How to complete this task: Reproduce the entire listing exactly. Leave the pictures out.

......

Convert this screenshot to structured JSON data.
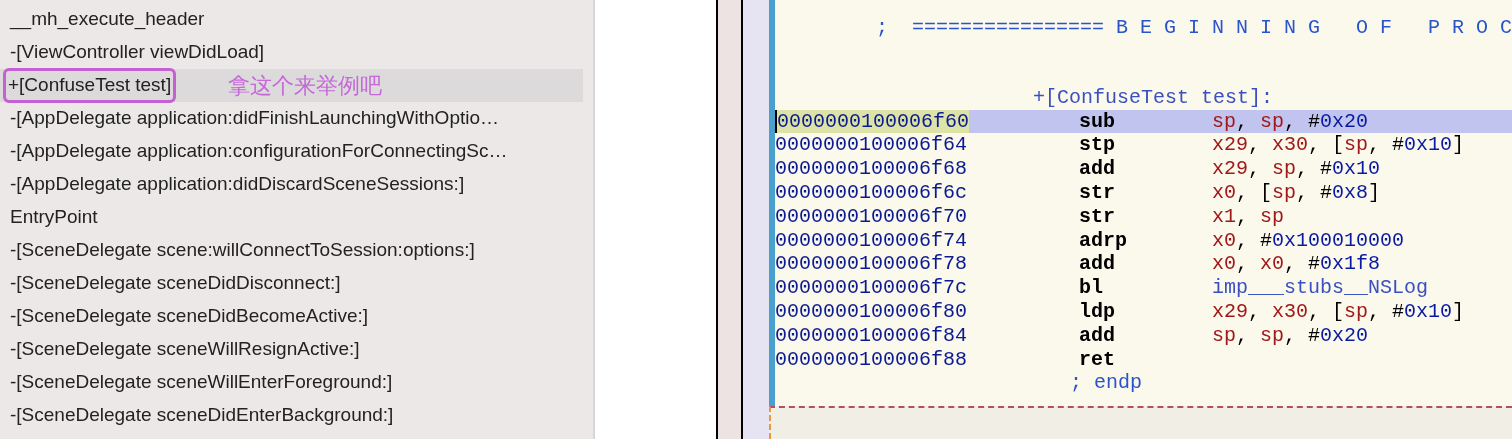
{
  "symbols": {
    "items": [
      {
        "label": "__mh_execute_header",
        "selected": false
      },
      {
        "label": "-[ViewController viewDidLoad]",
        "selected": false
      },
      {
        "label": "+[ConfuseTest test]",
        "selected": true,
        "circled": true,
        "note": "拿这个来举例吧"
      },
      {
        "label": "-[AppDelegate application:didFinishLaunchingWithOptio…",
        "selected": false
      },
      {
        "label": "-[AppDelegate application:configurationForConnectingSc…",
        "selected": false
      },
      {
        "label": "-[AppDelegate application:didDiscardSceneSessions:]",
        "selected": false
      },
      {
        "label": "EntryPoint",
        "selected": false
      },
      {
        "label": "-[SceneDelegate scene:willConnectToSession:options:]",
        "selected": false
      },
      {
        "label": "-[SceneDelegate sceneDidDisconnect:]",
        "selected": false
      },
      {
        "label": "-[SceneDelegate sceneDidBecomeActive:]",
        "selected": false
      },
      {
        "label": "-[SceneDelegate sceneWillResignActive:]",
        "selected": false
      },
      {
        "label": "-[SceneDelegate sceneWillEnterForeground:]",
        "selected": false
      },
      {
        "label": "-[SceneDelegate sceneDidEnterBackground:]",
        "selected": false
      }
    ]
  },
  "disassembly": {
    "banner": ";  ================ B E G I N N I N G   O F   P R O C",
    "procedure_label": "+[ConfuseTest test]:",
    "lines": [
      {
        "address": "0000000100006f60",
        "mnemonic": "sub",
        "selected": true,
        "operands": [
          {
            "text": "sp",
            "kind": "reg"
          },
          {
            "text": ", ",
            "kind": "punct"
          },
          {
            "text": "sp",
            "kind": "reg"
          },
          {
            "text": ", #",
            "kind": "punct"
          },
          {
            "text": "0x20",
            "kind": "imm"
          }
        ]
      },
      {
        "address": "0000000100006f64",
        "mnemonic": "stp",
        "selected": false,
        "operands": [
          {
            "text": "x29",
            "kind": "reg"
          },
          {
            "text": ", ",
            "kind": "punct"
          },
          {
            "text": "x30",
            "kind": "reg"
          },
          {
            "text": ", [",
            "kind": "punct"
          },
          {
            "text": "sp",
            "kind": "reg"
          },
          {
            "text": ", #",
            "kind": "punct"
          },
          {
            "text": "0x10",
            "kind": "imm"
          },
          {
            "text": "]",
            "kind": "punct"
          }
        ]
      },
      {
        "address": "0000000100006f68",
        "mnemonic": "add",
        "selected": false,
        "operands": [
          {
            "text": "x29",
            "kind": "reg"
          },
          {
            "text": ", ",
            "kind": "punct"
          },
          {
            "text": "sp",
            "kind": "reg"
          },
          {
            "text": ", #",
            "kind": "punct"
          },
          {
            "text": "0x10",
            "kind": "imm"
          }
        ]
      },
      {
        "address": "0000000100006f6c",
        "mnemonic": "str",
        "selected": false,
        "operands": [
          {
            "text": "x0",
            "kind": "reg"
          },
          {
            "text": ", [",
            "kind": "punct"
          },
          {
            "text": "sp",
            "kind": "reg"
          },
          {
            "text": ", #",
            "kind": "punct"
          },
          {
            "text": "0x8",
            "kind": "imm"
          },
          {
            "text": "]",
            "kind": "punct"
          }
        ]
      },
      {
        "address": "0000000100006f70",
        "mnemonic": "str",
        "selected": false,
        "operands": [
          {
            "text": "x1",
            "kind": "reg"
          },
          {
            "text": ", ",
            "kind": "punct"
          },
          {
            "text": "sp",
            "kind": "reg"
          }
        ]
      },
      {
        "address": "0000000100006f74",
        "mnemonic": "adrp",
        "selected": false,
        "operands": [
          {
            "text": "x0",
            "kind": "reg"
          },
          {
            "text": ", #",
            "kind": "punct"
          },
          {
            "text": "0x100010000",
            "kind": "imm"
          }
        ]
      },
      {
        "address": "0000000100006f78",
        "mnemonic": "add",
        "selected": false,
        "operands": [
          {
            "text": "x0",
            "kind": "reg"
          },
          {
            "text": ", ",
            "kind": "punct"
          },
          {
            "text": "x0",
            "kind": "reg"
          },
          {
            "text": ", #",
            "kind": "punct"
          },
          {
            "text": "0x1f8",
            "kind": "imm"
          }
        ]
      },
      {
        "address": "0000000100006f7c",
        "mnemonic": "bl",
        "selected": false,
        "operands": [
          {
            "text": "imp___stubs__NSLog",
            "kind": "sym"
          }
        ]
      },
      {
        "address": "0000000100006f80",
        "mnemonic": "ldp",
        "selected": false,
        "operands": [
          {
            "text": "x29",
            "kind": "reg"
          },
          {
            "text": ", ",
            "kind": "punct"
          },
          {
            "text": "x30",
            "kind": "reg"
          },
          {
            "text": ", [",
            "kind": "punct"
          },
          {
            "text": "sp",
            "kind": "reg"
          },
          {
            "text": ", #",
            "kind": "punct"
          },
          {
            "text": "0x10",
            "kind": "imm"
          },
          {
            "text": "]",
            "kind": "punct"
          }
        ]
      },
      {
        "address": "0000000100006f84",
        "mnemonic": "add",
        "selected": false,
        "operands": [
          {
            "text": "sp",
            "kind": "reg"
          },
          {
            "text": ", ",
            "kind": "punct"
          },
          {
            "text": "sp",
            "kind": "reg"
          },
          {
            "text": ", #",
            "kind": "punct"
          },
          {
            "text": "0x20",
            "kind": "imm"
          }
        ]
      },
      {
        "address": "0000000100006f88",
        "mnemonic": "ret",
        "selected": false
      }
    ],
    "end_label": "; endp"
  }
}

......

Solved problem:
Convert this screenshot to structured JSON data.
{
  "symbols": {
    "items": [
      {
        "label": "__mh_execute_header",
        "selected": false
      },
      {
        "label": "-[ViewController viewDidLoad]",
        "selected": false
      },
      {
        "label": "+[ConfuseTest test]",
        "selected": true,
        "circled": true,
        "note": "拿这个来举例吧"
      },
      {
        "label": "-[AppDelegate application:didFinishLaunchingWithOptio…",
        "selected": false
      },
      {
        "label": "-[AppDelegate application:configurationForConnectingSc…",
        "selected": false
      },
      {
        "label": "-[AppDelegate application:didDiscardSceneSessions:]",
        "selected": false
      },
      {
        "label": "EntryPoint",
        "selected": false
      },
      {
        "label": "-[SceneDelegate scene:willConnectToSession:options:]",
        "selected": false
      },
      {
        "label": "-[SceneDelegate sceneDidDisconnect:]",
        "selected": false
      },
      {
        "label": "-[SceneDelegate sceneDidBecomeActive:]",
        "selected": false
      },
      {
        "label": "-[SceneDelegate sceneWillResignActive:]",
        "selected": false
      },
      {
        "label": "-[SceneDelegate sceneWillEnterForeground:]",
        "selected": false
      },
      {
        "label": "-[SceneDelegate sceneDidEnterBackground:]",
        "selected": false
      }
    ]
  },
  "disassembly": {
    "banner": ";  ================ B E G I N N I N G   O F   P R O C",
    "procedure_label": "+[ConfuseTest test]:",
    "lines": [
      {
        "address": "0000000100006f60",
        "mnemonic": "sub",
        "selected": true,
        "operands": [
          {
            "text": "sp",
            "kind": "reg"
          },
          {
            "text": ", ",
            "kind": "punct"
          },
          {
            "text": "sp",
            "kind": "reg"
          },
          {
            "text": ", #",
            "kind": "punct"
          },
          {
            "text": "0x20",
            "kind": "imm"
          }
        ]
      },
      {
        "address": "0000000100006f64",
        "mnemonic": "stp",
        "selected": false,
        "operands": [
          {
            "text": "x29",
            "kind": "reg"
          },
          {
            "text": ", ",
            "kind": "punct"
          },
          {
            "text": "x30",
            "kind": "reg"
          },
          {
            "text": ", [",
            "kind": "punct"
          },
          {
            "text": "sp",
            "kind": "reg"
          },
          {
            "text": ", #",
            "kind": "punct"
          },
          {
            "text": "0x10",
            "kind": "imm"
          },
          {
            "text": "]",
            "kind": "punct"
          }
        ]
      },
      {
        "address": "0000000100006f68",
        "mnemonic": "add",
        "selected": false,
        "operands": [
          {
            "text": "x29",
            "kind": "reg"
          },
          {
            "text": ", ",
            "kind": "punct"
          },
          {
            "text": "sp",
            "kind": "reg"
          },
          {
            "text": ", #",
            "kind": "punct"
          },
          {
            "text": "0x10",
            "kind": "imm"
          }
        ]
      },
      {
        "address": "0000000100006f6c",
        "mnemonic": "str",
        "selected": false,
        "operands": [
          {
            "text": "x0",
            "kind": "reg"
          },
          {
            "text": ", [",
            "kind": "punct"
          },
          {
            "text": "sp",
            "kind": "reg"
          },
          {
            "text": ", #",
            "kind": "punct"
          },
          {
            "text": "0x8",
            "kind": "imm"
          },
          {
            "text": "]",
            "kind": "punct"
          }
        ]
      },
      {
        "address": "0000000100006f70",
        "mnemonic": "str",
        "selected": false,
        "operands": [
          {
            "text": "x1",
            "kind": "reg"
          },
          {
            "text": ", ",
            "kind": "punct"
          },
          {
            "text": "sp",
            "kind": "reg"
          }
        ]
      },
      {
        "address": "0000000100006f74",
        "mnemonic": "adrp",
        "selected": false,
        "operands": [
          {
            "text": "x0",
            "kind": "reg"
          },
          {
            "text": ", #",
            "kind": "punct"
          },
          {
            "text": "0x100010000",
            "kind": "imm"
          }
        ]
      },
      {
        "address": "0000000100006f78",
        "mnemonic": "add",
        "selected": false,
        "operands": [
          {
            "text": "x0",
            "kind": "reg"
          },
          {
            "text": ", ",
            "kind": "punct"
          },
          {
            "text": "x0",
            "kind": "reg"
          },
          {
            "text": ", #",
            "kind": "punct"
          },
          {
            "text": "0x1f8",
            "kind": "imm"
          }
        ]
      },
      {
        "address": "0000000100006f7c",
        "mnemonic": "bl",
        "selected": false,
        "operands": [
          {
            "text": "imp___stubs__NSLog",
            "kind": "sym"
          }
        ]
      },
      {
        "address": "0000000100006f80",
        "mnemonic": "ldp",
        "selected": false,
        "operands": [
          {
            "text": "x29",
            "kind": "reg"
          },
          {
            "text": ", ",
            "kind": "punct"
          },
          {
            "text": "x30",
            "kind": "reg"
          },
          {
            "text": ", [",
            "kind": "punct"
          },
          {
            "text": "sp",
            "kind": "reg"
          },
          {
            "text": ", #",
            "kind": "punct"
          },
          {
            "text": "0x10",
            "kind": "imm"
          },
          {
            "text": "]",
            "kind": "punct"
          }
        ]
      },
      {
        "address": "0000000100006f84",
        "mnemonic": "add",
        "selected": false,
        "operands": [
          {
            "text": "sp",
            "kind": "reg"
          },
          {
            "text": ", ",
            "kind": "punct"
          },
          {
            "text": "sp",
            "kind": "reg"
          },
          {
            "text": ", #",
            "kind": "punct"
          },
          {
            "text": "0x20",
            "kind": "imm"
          }
        ]
      },
      {
        "address": "0000000100006f88",
        "mnemonic": "ret",
        "selected": false
      }
    ],
    "end_label": "; endp"
  }
}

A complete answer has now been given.